|Courtesy NY Magazine|
Nothing in all the world is more dangerous than sincere ignorance and conscientious stupidity. Martin Luther King, Jr
Despite our efforts to eradicate them, the indelible memories are those of distasteful, pernicious events implanted in the our minds return, often unannounced, flooding our thoughts with the same emotions we experienced when they occurred.
For me, the most hated, unpleasant of memories is that of the unforgettable stench of racism and xenophobia which permeated life as a teen during the nineteen-fifties and sixties. Hovering in the air like a poisonous gas surreptitiously invading our souls the moment we disregarded the dangers and breathed in the noxious fumes of bigotry. The poison didn’t just exist, it thrived when I was young. For decades we erroneously thought it was subdued, relegated to the dark, foul sewage that is bad memories. However; in truth, it was simply laying in wait to continue its destructive invasion, awaiting willing hosts to spread to spread it among the unwitting.

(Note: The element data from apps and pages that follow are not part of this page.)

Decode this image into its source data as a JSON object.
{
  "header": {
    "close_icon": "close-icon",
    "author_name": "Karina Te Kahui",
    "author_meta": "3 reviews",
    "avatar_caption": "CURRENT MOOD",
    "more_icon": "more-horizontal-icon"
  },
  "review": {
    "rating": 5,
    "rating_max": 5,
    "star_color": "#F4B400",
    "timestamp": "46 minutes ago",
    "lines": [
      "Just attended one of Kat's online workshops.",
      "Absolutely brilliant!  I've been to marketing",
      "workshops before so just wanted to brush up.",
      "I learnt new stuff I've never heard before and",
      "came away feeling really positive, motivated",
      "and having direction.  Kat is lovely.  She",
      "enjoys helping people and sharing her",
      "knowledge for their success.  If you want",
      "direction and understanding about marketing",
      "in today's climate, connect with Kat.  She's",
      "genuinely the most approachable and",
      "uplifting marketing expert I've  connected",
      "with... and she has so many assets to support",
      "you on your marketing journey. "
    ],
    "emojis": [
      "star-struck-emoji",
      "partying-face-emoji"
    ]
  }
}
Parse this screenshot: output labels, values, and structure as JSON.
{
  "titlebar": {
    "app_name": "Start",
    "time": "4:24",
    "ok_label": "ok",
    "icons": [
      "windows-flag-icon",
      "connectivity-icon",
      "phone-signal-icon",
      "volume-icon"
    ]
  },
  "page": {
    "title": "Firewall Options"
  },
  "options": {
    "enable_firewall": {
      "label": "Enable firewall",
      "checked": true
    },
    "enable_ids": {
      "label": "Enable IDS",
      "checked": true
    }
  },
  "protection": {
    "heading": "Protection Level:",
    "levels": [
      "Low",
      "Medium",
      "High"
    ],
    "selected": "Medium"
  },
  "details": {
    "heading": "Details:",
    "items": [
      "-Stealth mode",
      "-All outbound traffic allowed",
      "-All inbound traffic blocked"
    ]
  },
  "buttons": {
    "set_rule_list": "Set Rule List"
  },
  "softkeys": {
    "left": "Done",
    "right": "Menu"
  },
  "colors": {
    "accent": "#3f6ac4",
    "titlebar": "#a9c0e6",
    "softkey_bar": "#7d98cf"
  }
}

Bigotry’s twin, injustice, seemed to wane a bit as well, but together they now creep along the paths of humanity, seeking the slightest of opportunities to infect.
Well camouflaged amongst assumption and opinion, injustice is unconditionally destructive to individuals and entire civilizations deluded by its capricious nature as it worms into the cracks and crevices created by naïveté and opinion.
Capitalizing on those naive and opinionated are those who seek to advance their self-serving agendas. The guilty, the sanctimonious and the egotistical, using rhetorical dogma and diversion to segregate themselves from truth and justice, attempt to create the illusion that justice is injustice for them, thereby perverting justice for all.
In what has become a political circus in our nation’s capital, we witness, virtually every day, attempts to pervert justice. Yet; even more worrisome are those utterly blinded by acceptance of unfounded, fallacious claims of “justice”.
We’ve grown accustomed to watching justice unfold before our eyes in the various forms of media. Likewise; we’ve grown accustomed to inserting our opinions, judging juries, and denigrating the courts. But justice must remain blind; it cannot be commutated using hegemony and opinion disguised as justice and it must be allowed to run its course, despite our discomfort with the outcome.